Modern training now focuses on the control of valuable resources and positive reinforcement training methods, rather than physical violence. But does it work? From Sydney University comes this statement “Analysis of the efficacy and psychological impact on training techniques has brought about welfare improvements primarily by enabling trainers to select regimes that work, inflict no harm, mentally engage the animal and consequently put an end to the aggression-punishment-aggression cycle that may stem from punishment-based training. Improved training also strengthens the human/canine bond and therefore has a secondary effect by reducing relinquishment to pounds.” (Curl 2004).
A really important aspect here is the mental engagement of the dog. A dog that is afraid of consequences will offer no behaviour of his own. A dog that is positively reinforced for good things will volunteer behaviour to be rewarded. The mental engagement of the dog is paramount to learning. We all know that if we are disinterested, scared or threatened, our ability to learn is reduced.
Hiby’s work for the Universities Federation for Animal Welfare (2004) surveyed 600 dog owners in the UK who trained using either aversive methods, reward based methods or a combination of both and included such behaviors as house training, chewing, stealing objects, sitting, coming, heeling and leave it. She concluded “…although the most effective technique varied according to the specific training task, for NONE of the tasks was a punishment based method most effective”. Hiby states “Furthermore, dogs trained using only reward based methods were reported significantly more obedient than those trained by other means, identifying reward based methods to be the most effective overall training method.”

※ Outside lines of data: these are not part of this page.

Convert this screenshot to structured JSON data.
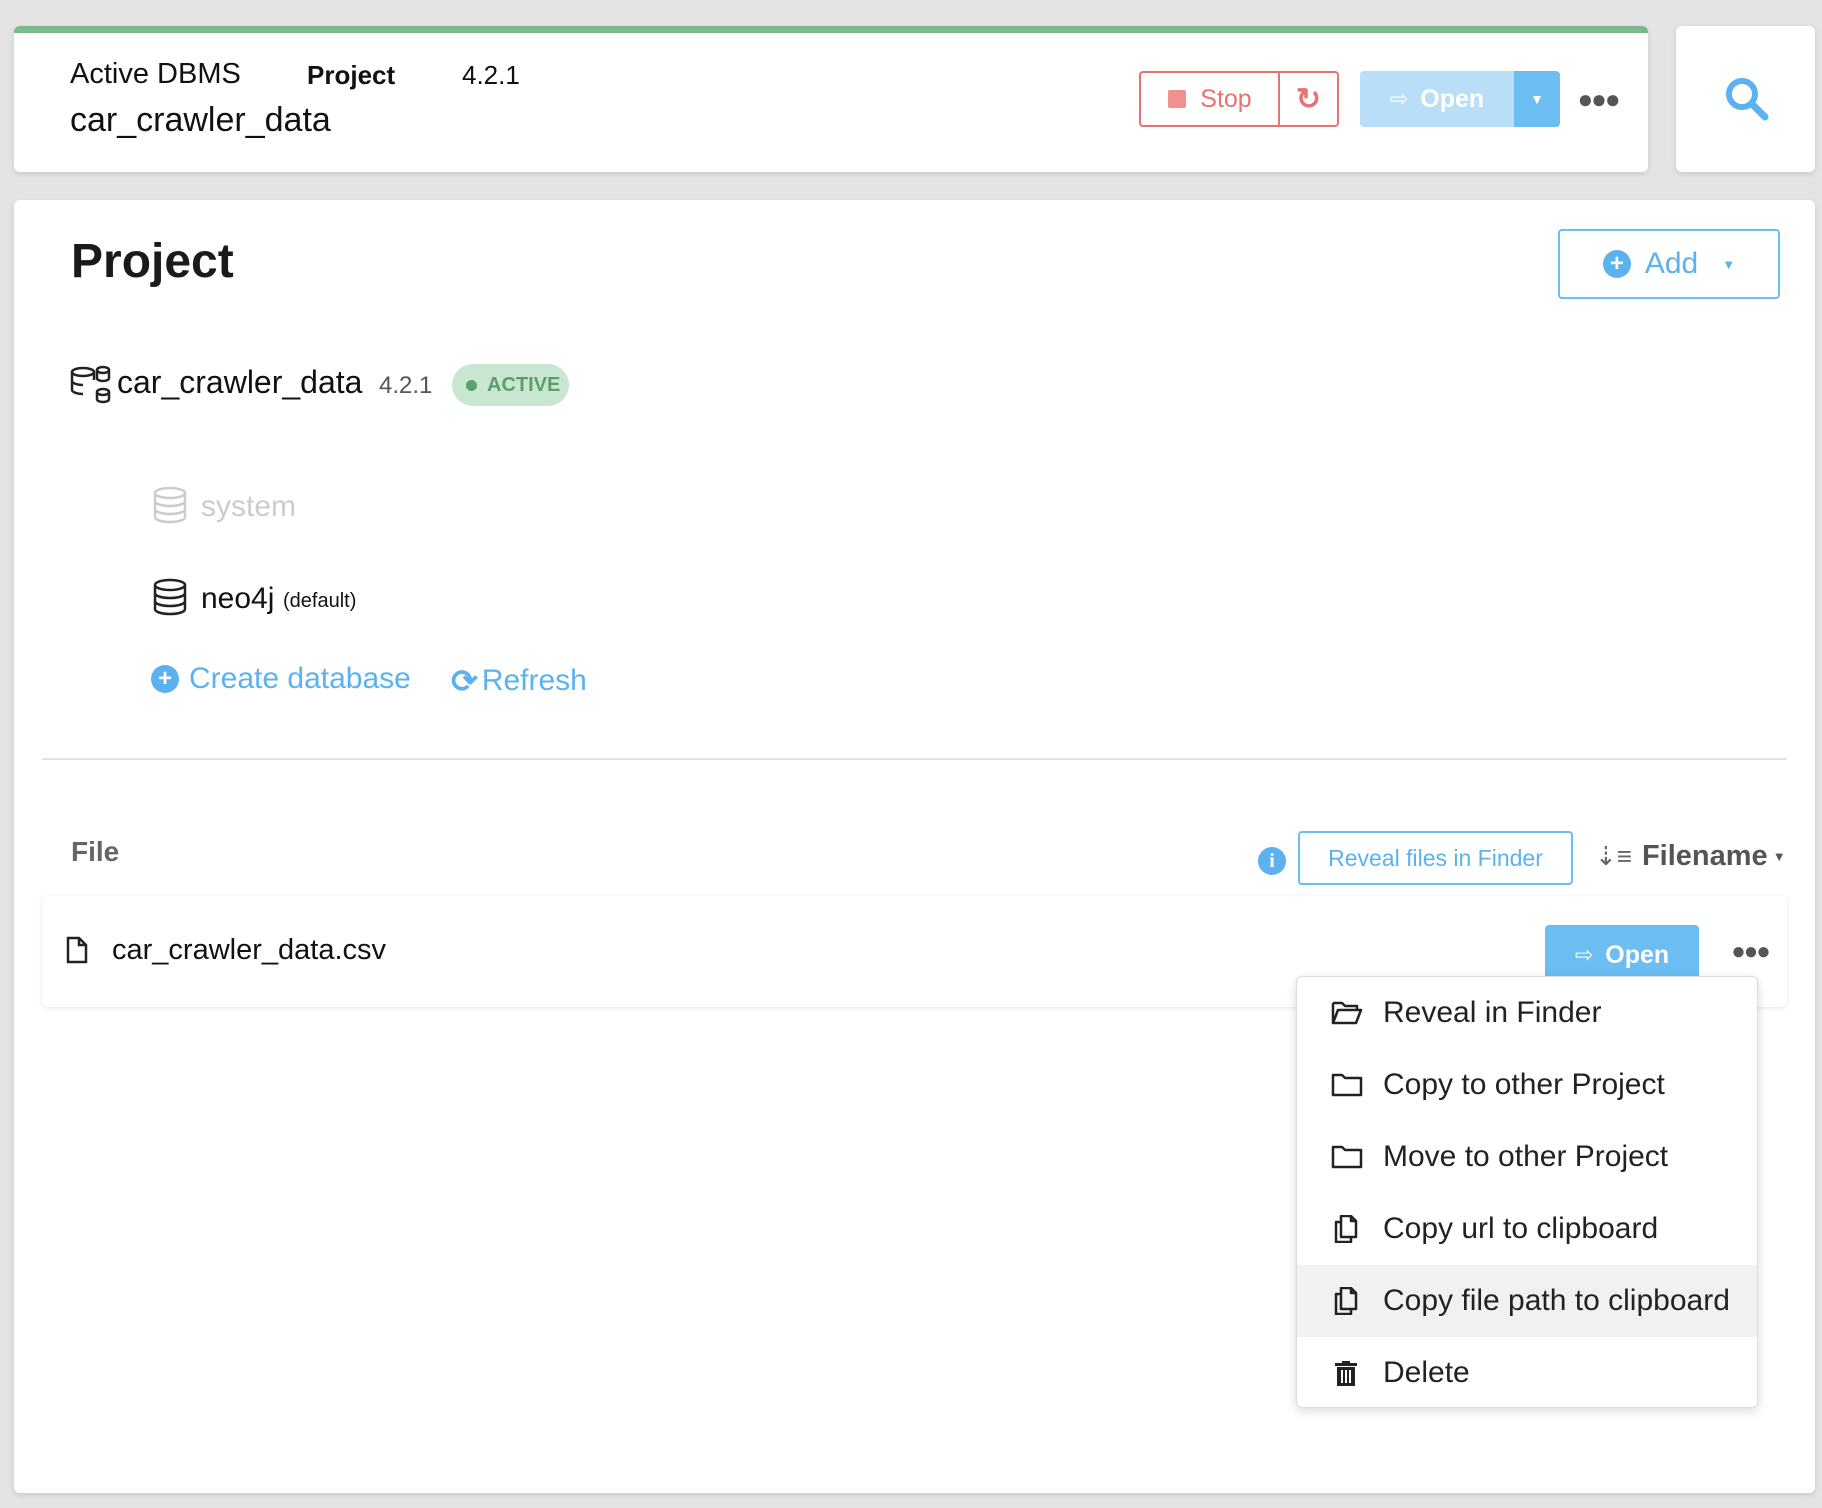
{
  "header": {
    "label_active_dbms": "Active DBMS",
    "label_project": "Project",
    "version": "4.2.1",
    "dbms_name": "car_crawler_data",
    "stop_label": "Stop",
    "open_label": "Open",
    "status_color": "#7bb78f"
  },
  "project": {
    "title": "Project",
    "add_label": "Add",
    "dbms": {
      "name": "car_crawler_data",
      "version": "4.2.1",
      "status": "ACTIVE"
    },
    "databases": [
      {
        "name": "system",
        "note": ""
      },
      {
        "name": "neo4j",
        "note": "(default)"
      }
    ],
    "create_database_label": "Create database",
    "refresh_label": "Refresh"
  },
  "files": {
    "section_label": "File",
    "reveal_label": "Reveal files in Finder",
    "sort_label": "Filename",
    "items": [
      {
        "name": "car_crawler_data.csv",
        "open_label": "Open"
      }
    ]
  },
  "context_menu": {
    "items": [
      {
        "label": "Reveal in Finder",
        "icon": "folder-open-icon"
      },
      {
        "label": "Copy to other Project",
        "icon": "folder-icon"
      },
      {
        "label": "Move to other Project",
        "icon": "folder-icon"
      },
      {
        "label": "Copy url to clipboard",
        "icon": "copy-icon"
      },
      {
        "label": "Copy file path to clipboard",
        "icon": "copy-icon",
        "highlighted": true
      },
      {
        "label": "Delete",
        "icon": "trash-icon"
      }
    ]
  },
  "colors": {
    "accent": "#5cb1ef",
    "danger": "#e77371",
    "active_badge_bg": "#c9e6d1",
    "active_badge_text": "#5aa06f"
  }
}
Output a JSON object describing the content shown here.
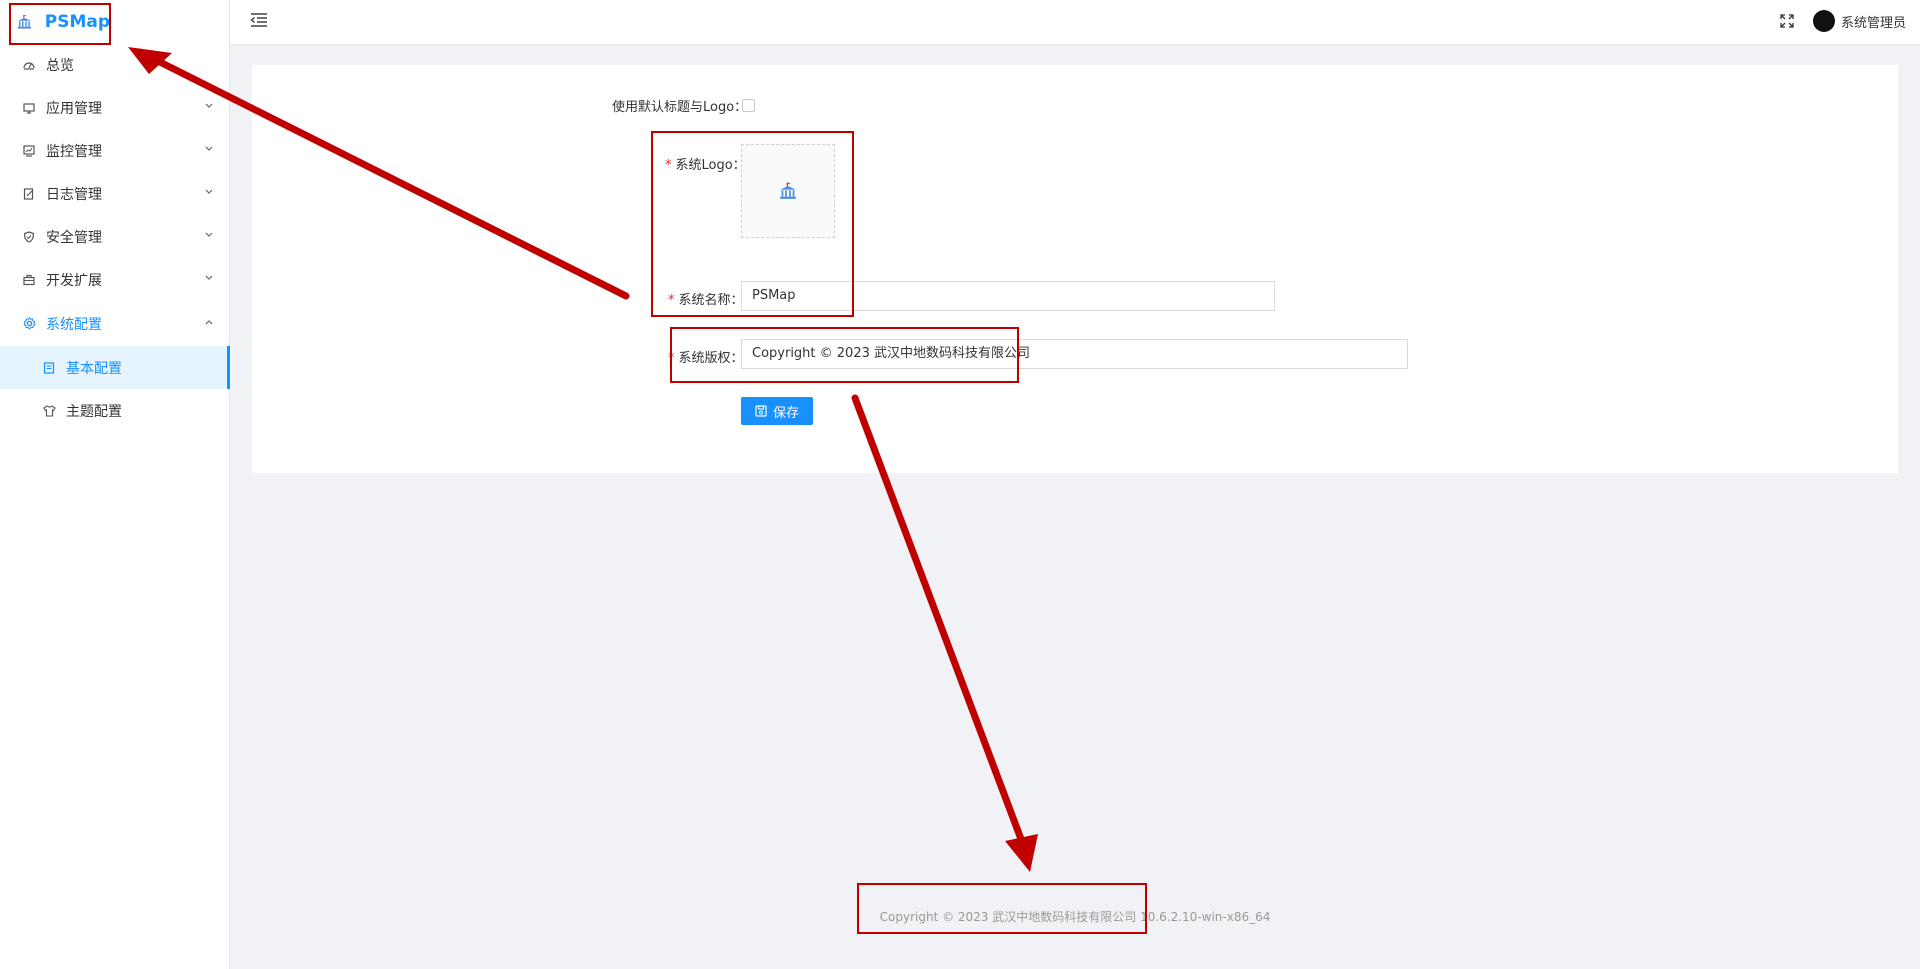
{
  "app": {
    "name": "PSMap"
  },
  "sidebar": {
    "items": [
      {
        "label": "总览",
        "icon": "dashboard-icon"
      },
      {
        "label": "应用管理",
        "icon": "monitor-icon"
      },
      {
        "label": "监控管理",
        "icon": "chart-monitor-icon"
      },
      {
        "label": "日志管理",
        "icon": "edit-log-icon"
      },
      {
        "label": "安全管理",
        "icon": "shield-icon"
      },
      {
        "label": "开发扩展",
        "icon": "toolbox-icon"
      },
      {
        "label": "系统配置",
        "icon": "gear-icon"
      }
    ],
    "subitems": [
      {
        "label": "基本配置",
        "icon": "form-icon"
      },
      {
        "label": "主题配置",
        "icon": "shirt-icon"
      }
    ]
  },
  "header": {
    "user_name": "系统管理员"
  },
  "form": {
    "use_default_label": "使用默认标题与Logo：",
    "logo_label": "系统Logo：",
    "name_label": "系统名称：",
    "name_value": "PSMap",
    "copyright_label": "系统版权：",
    "copyright_value": "Copyright © 2023 武汉中地数码科技有限公司",
    "required_mark": "*",
    "save_label": "保存"
  },
  "footer": {
    "text": "Copyright © 2023 武汉中地数码科技有限公司 10.6.2.10-win-x86_64"
  },
  "colors": {
    "accent": "#1890ff",
    "annotation": "#c00000"
  }
}
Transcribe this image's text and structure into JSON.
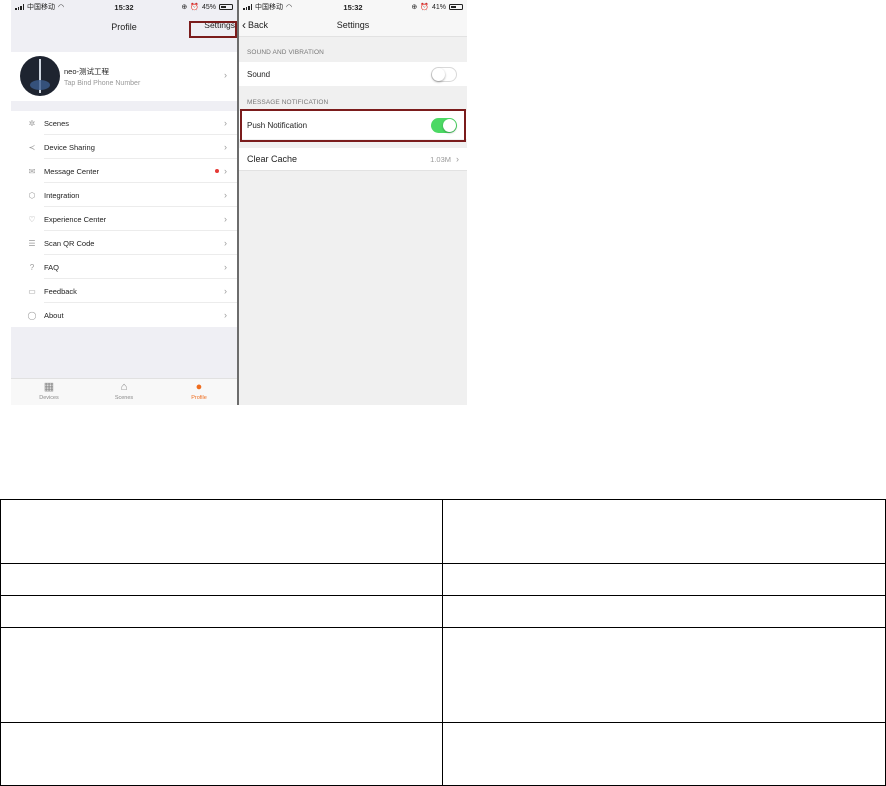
{
  "colors": {
    "accent": "#ef6c1e",
    "toggle_on": "#4cd964",
    "highlight": "#7b1c1c",
    "badge": "#e53935"
  },
  "left_screen": {
    "status": {
      "carrier": "中国移动",
      "time": "15:32",
      "battery": "45%"
    },
    "nav": {
      "title": "Profile",
      "right_action": "Settings"
    },
    "profile": {
      "name": "neo-测试工程",
      "subtitle": "Tap Bind Phone Number"
    },
    "menu": [
      {
        "label": "Scenes",
        "icon": "scenes-icon"
      },
      {
        "label": "Device Sharing",
        "icon": "share-icon"
      },
      {
        "label": "Message Center",
        "icon": "mail-icon",
        "badge": true
      },
      {
        "label": "Integration",
        "icon": "integration-icon"
      },
      {
        "label": "Experience Center",
        "icon": "heart-icon"
      },
      {
        "label": "Scan QR Code",
        "icon": "scan-icon"
      },
      {
        "label": "FAQ",
        "icon": "question-icon"
      },
      {
        "label": "Feedback",
        "icon": "feedback-icon"
      },
      {
        "label": "About",
        "icon": "about-icon"
      }
    ],
    "tabs": [
      {
        "label": "Devices",
        "icon": "grid-icon"
      },
      {
        "label": "Scenes",
        "icon": "home-icon"
      },
      {
        "label": "Profile",
        "icon": "person-icon",
        "active": true
      }
    ]
  },
  "right_screen": {
    "status": {
      "carrier": "中国移动",
      "time": "15:32",
      "battery": "41%"
    },
    "nav": {
      "back_label": "Back",
      "title": "Settings"
    },
    "sections": {
      "sound_header": "SOUND AND VIBRATION",
      "message_header": "MESSAGE NOTIFICATION"
    },
    "rows": {
      "sound": {
        "label": "Sound",
        "toggle_on": false
      },
      "push": {
        "label": "Push Notification",
        "toggle_on": true
      },
      "cache": {
        "label": "Clear Cache",
        "value": "1.03M"
      }
    }
  }
}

O’Heare best sums up the situation when he states “By setting up a paradigm or model in the owner’s mind that someone should be the leader, we imply that someone else should not be, and it can simply sow the seeds of an adversarial relationship that can cause damage to the relationship between owner and dog…My preference is to simply focus on behavior, avoiding any talk of dominance…They are not necessary and they can lead to misunderstandings. (Owners) should be advised to take every opportunity they can to train the dog, using the principles of positive reinforcement for desirable behavior and preventing reinforcement of unwanted behavior. People who impose a power-struggle view on their relationship will see exactly what they impose; this is a no-win scenario. Simply train the dog” (O’Heare, 2007)
© 2008 Debra Millikan
This article by Debra Milikan (Head Trainer of 'Canine Behavioural School' in Adelaide (www.positivelydogs.com) first appeared in the May 2008 issue of the New Zealand Kennel Club Gazette and then in the Canine Control Council of Queensland's 'Dog World'. It is reproduced here, with the kind permission of the author, in the hope that it will help bring about change in the way people think and how they train dogs.
For associated articles click below, or see FAQs section:
1. How does compulsion interfere with training?
2. What exactly is 'Positive Reinforcement' training?